Visiting Scholar Presents Method for Engaging “Rhetorics of the Other”
A noted scholar of English and cultural studies capped his visiting professorship at St. John’s this spring with a public lecture that introduced a new analytical method he developed to better understand literary works from diverse eras and cultures—the “rhetorics of the other.”
The scholar, LuMing Mao, Ph.D., is the 2016 Peter P. and Margaret A. D’Angelo Endowed Chair in the Humanities. As a member of the English faculty in St. John’s College of Liberal Arts and Sciences this semester, he has lectured at the Staten Island and Queens campuses in addition to teaching courses for undergraduate and graduate students.
Mao delivered his final public lecture—“The Art of Recontextualization: Engaging the Rhetorics of the Other”—at the Queens campus on April 21. He discussed the mistakes scholars often make when examining texts written within different cultural, political, and philosophical “frameworks.” And he offered a means of “representing the rhetorics of the other,” the subject of his upcoming book.

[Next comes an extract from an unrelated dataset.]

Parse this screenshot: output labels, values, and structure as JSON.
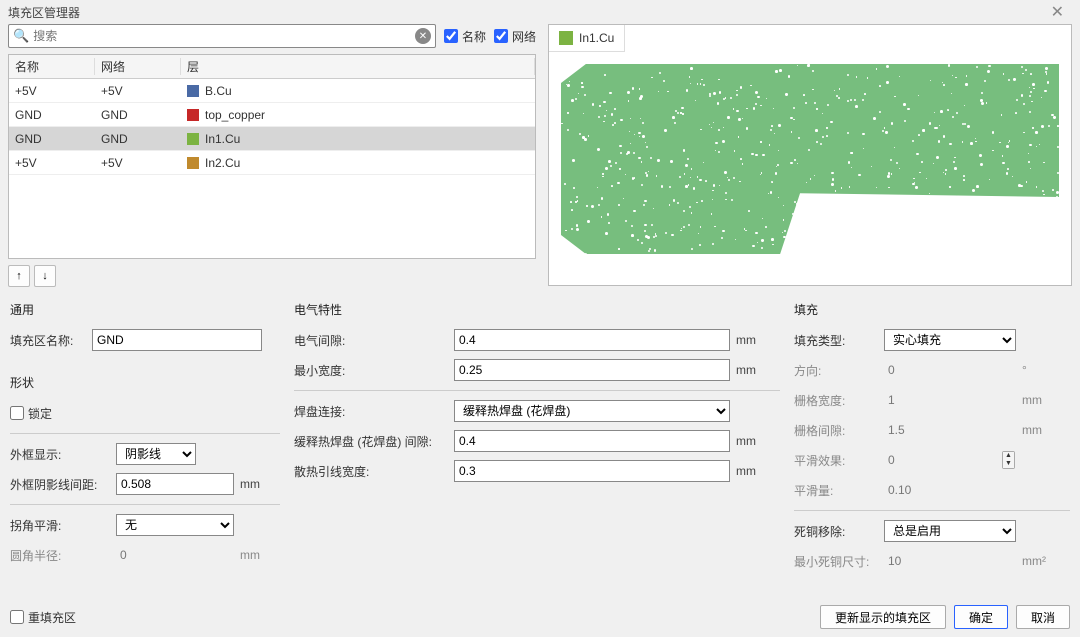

An “Ethical Responsibility”
Illustrating the need to understand a text on its own terms, Mao began the lecture with an ancient Chinese tale about a carpenter and an oak tree. Scholars who analyze narratives like these, he said, have an “ethical responsibility to speak with, rather than for, the other”— communities unlike one’s own. Yet they often make a number of errors: generalizing texts according to Western “norms”; taking a “piecemeal approach” that ignores cultural contexts; or overcompensating for mistakes by exaggerating or minimizing a text’s “otherness.”
Mao’s “art of recontextualization” aims to avoid these pitfalls. The method enjoins scholars to consider “the local and the global, the present and the past, the importantly present and the merely present or available, and the imperative to speak with the other,” keeping in mind the “fraught process and consequences” the effort may involve.
In addition to serving as this semester’s D’Angelo Chair, Mao, a prolific author, chairs the English Department at Miami University, Ohio, where he is a Professor of English and Asian/Asian-American Studies
“The D’Angelo Chair reflects the remarkable generosity of Peter and Margaret D’Angelo and St. John’s enduring commitment to the humanities,” noted Robert Mangione, Ed.D., R.Ph., Provost. “By providing our students and faculty with access to leading scholars like Dr. Mao, the D’Angelo Chair and Lecture greatly strengthen the intellectual environment on our campus.”
A Dynamic Scholarly Environment
Mao thanked the D’Angelos for “their generosity, their civic leadership, and their amazing support of the humanities, all of which have made my semester at St. John’s possible.” He also expressed appreciation to his students: “It has been an absolute joy,” he said, “to teach them, to mentor them, and in fact often to build and grow ideas together with them.”
For English students, Mao’s visit—like the D’Angelo Chair itself—reflects St. John’s emphasis on outstanding scholarship. “It’s so important to expose students to scholars of this caliber,” noted Vickie Masseus ’18Ph.D. “It’s clear that St. John’s appreciates the value of an intellectually stimulating environment.”